$\Gamma\vdash \varphi$ iff $\Gamma\cup \Lambda$ tautologically implies $\varphi$.
Here (if I understand correctly):
- $\Gamma$ is simply a set of sentences.
- $\Lambda$ is the set of axioms for a calculus.
- $\vdash$ is the usual notion of formal deduction - there is a finite sequence of sentences such that every sentence is either in $\Gamma\cup\Lambda$ or is obtained from previous sentences using some deduction rule (Enderton only uses MP: $\alpha\to\beta$ and $\alpha$ imply $\beta$).
- "tautologically implies" means that if we treat what he calls "prime formulas" (atomic formulas and those of the form $\forall x\alpha$) as variables, every assignment that satisfies $\Gamma \cup \Lambda$ also satisfies $\varphi$.
I agree with Enderton's proof, but I don't understand how this doesn't contradict the completeness theorem, which states (if I understand correctly) that if $\Gamma$ logically implies $\varphi$ (i.e. every model of $\Gamma$ is a model of $\varphi$) then $\Gamma\vdash\varphi$. But this means that if $\Gamma$ logically implies $\varphi$ then it tautologically implies $\varphi$ which is obviously false. Enderton himself gives the example of $\forall x\psi(x)$ and $\psi(c)$ (where c is some term).

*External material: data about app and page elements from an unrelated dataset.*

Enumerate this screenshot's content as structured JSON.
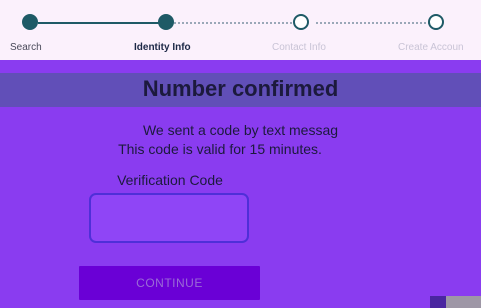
{
  "stepper": {
    "steps": [
      {
        "label": "Search",
        "state": "done"
      },
      {
        "label": "Identity Info",
        "state": "current"
      },
      {
        "label": "Contact Info",
        "state": "todo"
      },
      {
        "label": "Create Accoun",
        "state": "todo"
      }
    ]
  },
  "main": {
    "heading": "Number confirmed",
    "message_line1": "We sent a code by text messag",
    "message_line2": "This code is valid for 15 minutes.",
    "code_label": "Verification Code",
    "code_value": "",
    "continue_label": "CONTINUE"
  },
  "colors": {
    "background": "#8a3cf0",
    "stepper_bg": "#fbf1fc",
    "step_accent": "#1e5a66",
    "heading_band": "#614fb8",
    "input_border": "#4f2fd8",
    "button_bg": "#6a00d6"
  }
}
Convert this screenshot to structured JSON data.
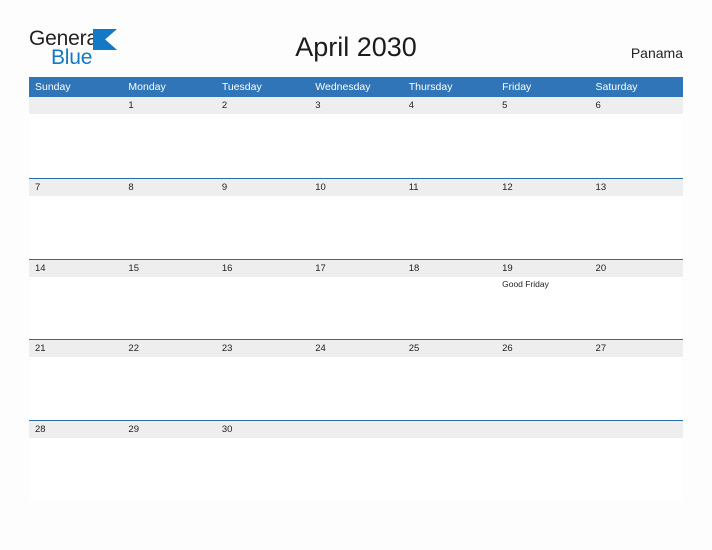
{
  "brand": {
    "name_part1": "General",
    "name_part2": "Blue",
    "flag_icon": "triangle-flag-icon",
    "accent_color": "#1379c4"
  },
  "header": {
    "title": "April 2030",
    "country": "Panama"
  },
  "theme": {
    "header_blue": "#3075b8",
    "rule_blue": "#2a6ba8",
    "date_strip_gray": "#eeeeee",
    "page_background": "#fdfdfd",
    "text_dark": "#1f1f1f"
  },
  "calendar": {
    "month": "April",
    "year": "2030",
    "day_headers": [
      "Sunday",
      "Monday",
      "Tuesday",
      "Wednesday",
      "Thursday",
      "Friday",
      "Saturday"
    ],
    "weeks": [
      {
        "days": [
          {
            "date": "",
            "events": []
          },
          {
            "date": "1",
            "events": []
          },
          {
            "date": "2",
            "events": []
          },
          {
            "date": "3",
            "events": []
          },
          {
            "date": "4",
            "events": []
          },
          {
            "date": "5",
            "events": []
          },
          {
            "date": "6",
            "events": []
          }
        ]
      },
      {
        "days": [
          {
            "date": "7",
            "events": []
          },
          {
            "date": "8",
            "events": []
          },
          {
            "date": "9",
            "events": []
          },
          {
            "date": "10",
            "events": []
          },
          {
            "date": "11",
            "events": []
          },
          {
            "date": "12",
            "events": []
          },
          {
            "date": "13",
            "events": []
          }
        ]
      },
      {
        "days": [
          {
            "date": "14",
            "events": []
          },
          {
            "date": "15",
            "events": []
          },
          {
            "date": "16",
            "events": []
          },
          {
            "date": "17",
            "events": []
          },
          {
            "date": "18",
            "events": []
          },
          {
            "date": "19",
            "events": [
              "Good Friday"
            ]
          },
          {
            "date": "20",
            "events": []
          }
        ]
      },
      {
        "days": [
          {
            "date": "21",
            "events": []
          },
          {
            "date": "22",
            "events": []
          },
          {
            "date": "23",
            "events": []
          },
          {
            "date": "24",
            "events": []
          },
          {
            "date": "25",
            "events": []
          },
          {
            "date": "26",
            "events": []
          },
          {
            "date": "27",
            "events": []
          }
        ]
      },
      {
        "days": [
          {
            "date": "28",
            "events": []
          },
          {
            "date": "29",
            "events": []
          },
          {
            "date": "30",
            "events": []
          },
          {
            "date": "",
            "events": []
          },
          {
            "date": "",
            "events": []
          },
          {
            "date": "",
            "events": []
          },
          {
            "date": "",
            "events": []
          }
        ]
      }
    ]
  }
}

What am I missing here? I'm sure its basic and embarrassing.